It's been a funny old week. One of several pinacles of a-typicalness was Wednesday evening, as I had been invited to give a public lecture for the Royal Scottish Geographical Society's Stirling Branch. The RSGS is a fine and upstanding learned society, whose public lectures in Scotland's provincial towns have quite a following, mainly among retirees and others with enquiring minds. The requested subject was contemporary tourism, so I called the lecture 'Glad they built the castle so close to the shops' - appropriate for Stirling, which has a splendid medieval castle, well, conveniently placed right next to the (somewhat newer) shops. The rehearsal went well, but, closer to the point of delivery, I began to worry that the audience might not enjoy a lecture with such a substantial theoretical content as the one I'd prepared. Fortunately, my lovely hosts put my mind at ease and, in the end, all went well.
My name in lights on the facade of the Albert Hall (above) and dinner (below):

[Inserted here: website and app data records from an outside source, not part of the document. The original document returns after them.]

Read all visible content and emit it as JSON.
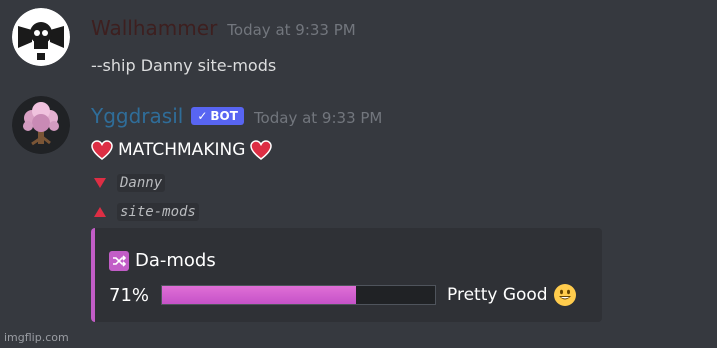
{
  "messages": [
    {
      "username": "Wallhammer",
      "username_color": "#3d1f1f",
      "timestamp": "Today at 9:33 PM",
      "text": "--ship Danny site-mods"
    },
    {
      "username": "Yggdrasil",
      "username_color": "#2f6d99",
      "bot_tag": "BOT",
      "timestamp": "Today at 9:33 PM",
      "title": "MATCHMAKING",
      "lines": [
        {
          "icon": "red-triangle-down-icon",
          "value": "Danny"
        },
        {
          "icon": "red-triangle-up-icon",
          "value": "site-mods"
        }
      ],
      "embed": {
        "accent_color": "#c25dc7",
        "title": "Da-mods",
        "percent_label": "71%",
        "percent_value": 0.71,
        "verdict": "Pretty Good"
      }
    }
  ],
  "watermark": "imgflip.com"
}
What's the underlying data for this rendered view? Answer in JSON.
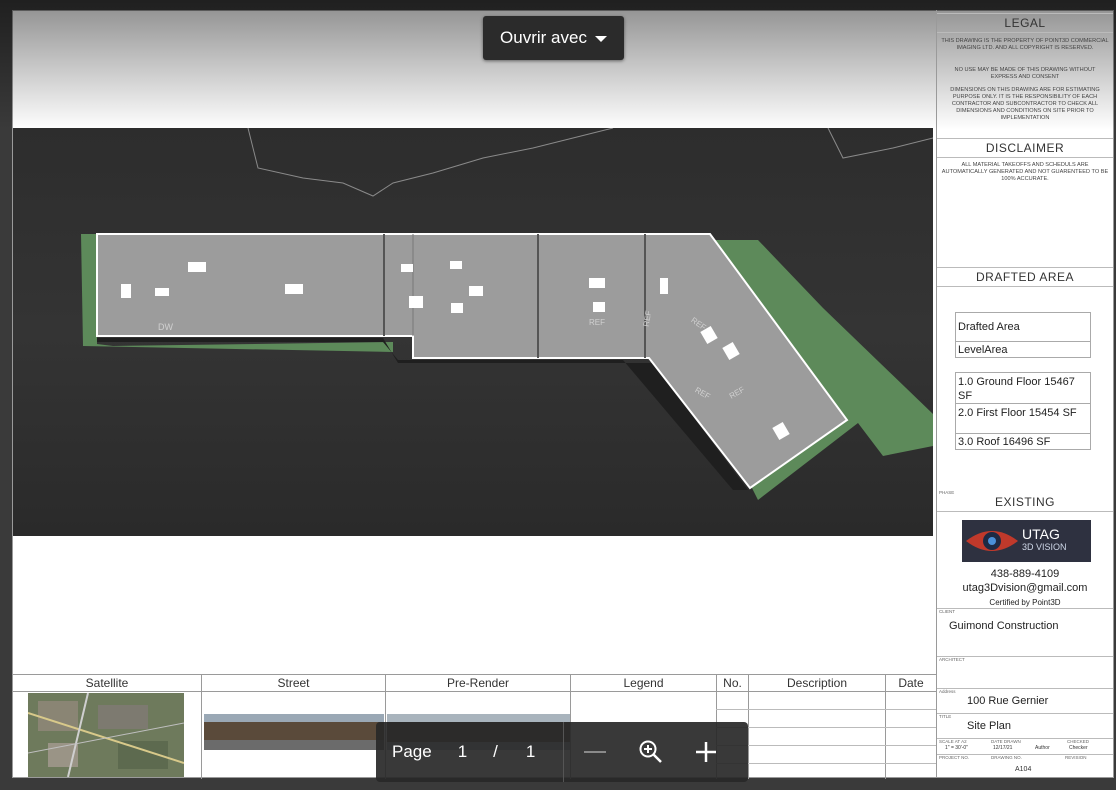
{
  "toolbar": {
    "open_with_label": "Ouvrir avec"
  },
  "title_block": {
    "legal_heading": "LEGAL",
    "legal_text_1": "THIS DRAWING IS THE PROPERTY OF POINT3D COMMERCIAL IMAGING LTD. AND ALL COPYRIGHT IS RESERVED.",
    "legal_text_2": "NO USE MAY BE MADE OF THIS DRAWING WITHOUT EXPRESS AND CONSENT",
    "legal_text_3": "DIMENSIONS ON THIS DRAWING ARE FOR ESTIMATING PURPOSE ONLY. IT IS THE RESPONSIBILITY OF EACH CONTRACTOR AND SUBCONTRACTOR TO CHECK ALL DIMENSIONS AND CONDITIONS ON SITE PRIOR TO IMPLEMENTATION",
    "disclaimer_heading": "DISCLAIMER",
    "disclaimer_text": "ALL MATERIAL TAKEOFFS AND SCHEDULS ARE AUTOMATICALLY GENERATED AND NOT GUARENTEED TO BE 100% ACCURATE.",
    "drafted_area_heading": "DRAFTED AREA",
    "drafted_area_table": {
      "col_header": "Drafted Area",
      "col_subheader": "LevelArea",
      "rows": [
        {
          "level": "1.0 Ground Floor",
          "area": "15467 SF"
        },
        {
          "level": "2.0 First Floor",
          "area": "15454 SF"
        },
        {
          "level": "3.0 Roof",
          "area": "16496 SF"
        }
      ]
    },
    "phase_label": "PHASE",
    "phase_value": "EXISTING",
    "logo_text_main": "UTAG",
    "logo_text_sub": "3D VISION",
    "phone": "438-889-4109",
    "email": "utag3Dvision@gmail.com",
    "certified": "Certified by Point3D",
    "client_label": "CLIENT",
    "client_value": "Guimond Construction",
    "architect_label": "ARCHITECT",
    "address_label": "Address",
    "address_value": "100 Rue Gernier",
    "title_label": "TITLE",
    "title_value": "Site Plan",
    "scale_label": "SCALE AT A2",
    "scale_value": "1\" = 30'-0\"",
    "date_label": "DATE DRAWN",
    "date_value": "12/17/21",
    "drawn_value": "Author",
    "checked_label": "CHECKED",
    "checked_value": "Checker",
    "project_label": "PROJECT NO.",
    "drawing_label": "DRAWING NO.",
    "drawing_value": "A104",
    "revision_label": "REVISION"
  },
  "bottom_strip": {
    "satellite": "Satellite",
    "street": "Street",
    "prerender": "Pre-Render",
    "legend": "Legend",
    "no": "No.",
    "description": "Description",
    "date": "Date"
  },
  "plan_labels": {
    "dw": "DW",
    "ref1": "REF",
    "ref2": "REF",
    "ref3": "REF",
    "ref4": "REF",
    "ref5": "REF"
  },
  "pager": {
    "page_label": "Page",
    "current": "1",
    "sep": "/",
    "total": "1"
  },
  "colors": {
    "roof": "#9c9c9c",
    "grass": "#5d8a5a",
    "ground": "#2f2f2f"
  }
}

One of several plates with a selection of biscuits to accompany post-lecture tea (the details of biscuit-arrangements in venues across provincial Britain always delight the eye):
The Albert Hall, before the audience was allowed in:
In full flow: